Colony edges, as opposed to interiors, are often considered less advantageous nesting places in colonial species. For temperate-breeding penguins, inland colony edges should be less desirable than other edges, as there are added costs of walking farther inland, and ambient temperatures are higher. During settlement and incubation, we compared body condition and baseline and stress-induced levels of the hormone corticosterone in male Magellanic Penguins (Spheniscus magellanicus) nesting on the sea edge of a colony with those nesting on the inland edge, >800 m from shore.
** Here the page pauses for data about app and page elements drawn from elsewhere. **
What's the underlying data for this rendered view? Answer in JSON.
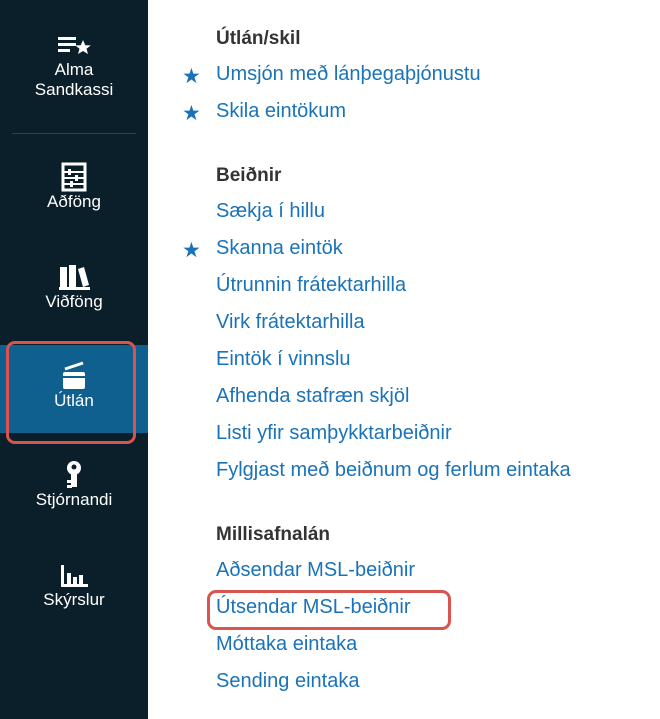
{
  "sidebar": {
    "items": [
      {
        "label": "Alma\nSandkassi",
        "icon": "favorites-star-list-icon"
      },
      {
        "label": "Aðföng",
        "icon": "abacus-icon"
      },
      {
        "label": "Viðföng",
        "icon": "books-icon"
      },
      {
        "label": "Útlán",
        "icon": "fulfillment-box-icon",
        "active": true
      },
      {
        "label": "Stjórnandi",
        "icon": "admin-key-icon"
      },
      {
        "label": "Skýrslur",
        "icon": "bar-chart-icon"
      }
    ]
  },
  "menu": {
    "sections": [
      {
        "title": "Útlán/skil",
        "links": [
          {
            "label": "Umsjón með lánþegaþjónustu",
            "starred": true
          },
          {
            "label": "Skila eintökum",
            "starred": true
          }
        ]
      },
      {
        "title": "Beiðnir",
        "links": [
          {
            "label": "Sækja í hillu",
            "starred": false
          },
          {
            "label": "Skanna eintök",
            "starred": true
          },
          {
            "label": "Útrunnin frátektarhilla",
            "starred": false
          },
          {
            "label": "Virk frátektarhilla",
            "starred": false
          },
          {
            "label": "Eintök í vinnslu",
            "starred": false
          },
          {
            "label": "Afhenda stafræn skjöl",
            "starred": false
          },
          {
            "label": "Listi yfir samþykktarbeiðnir",
            "starred": false
          },
          {
            "label": "Fylgjast með beiðnum og ferlum eintaka",
            "starred": false
          }
        ]
      },
      {
        "title": "Millisafnalán",
        "links": [
          {
            "label": "Aðsendar MSL-beiðnir",
            "starred": false
          },
          {
            "label": "Útsendar MSL-beiðnir",
            "starred": false,
            "highlighted": true
          },
          {
            "label": "Móttaka eintaka",
            "starred": false
          },
          {
            "label": "Sending eintaka",
            "starred": false
          }
        ]
      }
    ]
  },
  "colors": {
    "sidebar_bg": "#0b1f2a",
    "active_bg": "#0f5f8f",
    "link": "#1a73b8",
    "highlight_border": "#d9534f"
  }
}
Body condition in both groups was significantly lower during settlement than during incubation, but was similar in both groups within breeding stages. Corticosterone levels were similar between breeding stages and for groups within each breeding stage. While body condition can vary over time, penguins appear to be well buffered to physiological extremes, as they do not show modification of corticosterone levels with variations in nesting conditions. /// En especies coloniales, los bordes de la colonia son generalmente considerados como lugares menos ventajosos para el establecimiento de nidos. Para los pingüinos que crían en climas templados, los bordes de las colonias orientados tierra adentro deben ser menos deseables que otros bordes, ya que se suman los costos adicionales de caminar una distancia mayor desde la orilla y debido a que las temperaturas ambientes allí son más elevadas. Durante el establecimiento y la incubación, comparamos las condiciones corporales y los niveles de referencia e inducidos por estrés de la hormona corticosterona en los machos de Spheniscus magellanicus que anidaban en el borde de la colonia adyacente al mar con los que anidaban sobre el borde que mira hacia el interior, a más de 800 m desde la orilla. La condición corporal en los dos grupos fue significantemente menor durante el establecimiento que durante la incubación, pero fue similar en los dos grupos durante las etapas de crianza. Los niveles de corticosterona fueron similares para ambas etapas de crianza y para los dos grupos durante cada etapa de crianza. Aunque la condición corporal puede variar en el tiempo, los pingülinos parecen amortiguar bien los extremos fisiológicos, ya que no muestran modificación de los niveles de corticosterona con las variaciones en las condiciones de nidificación.

Page Thumbnails

  • Thumbnail: Page 
696
    696
  • Thumbnail: Page 
697
    697
  • Thumbnail: Page 
698
    698
  • Thumbnail: Page 
699
    699
  • Thumbnail: Page 
700
    700
  • Thumbnail: Page 
701
    701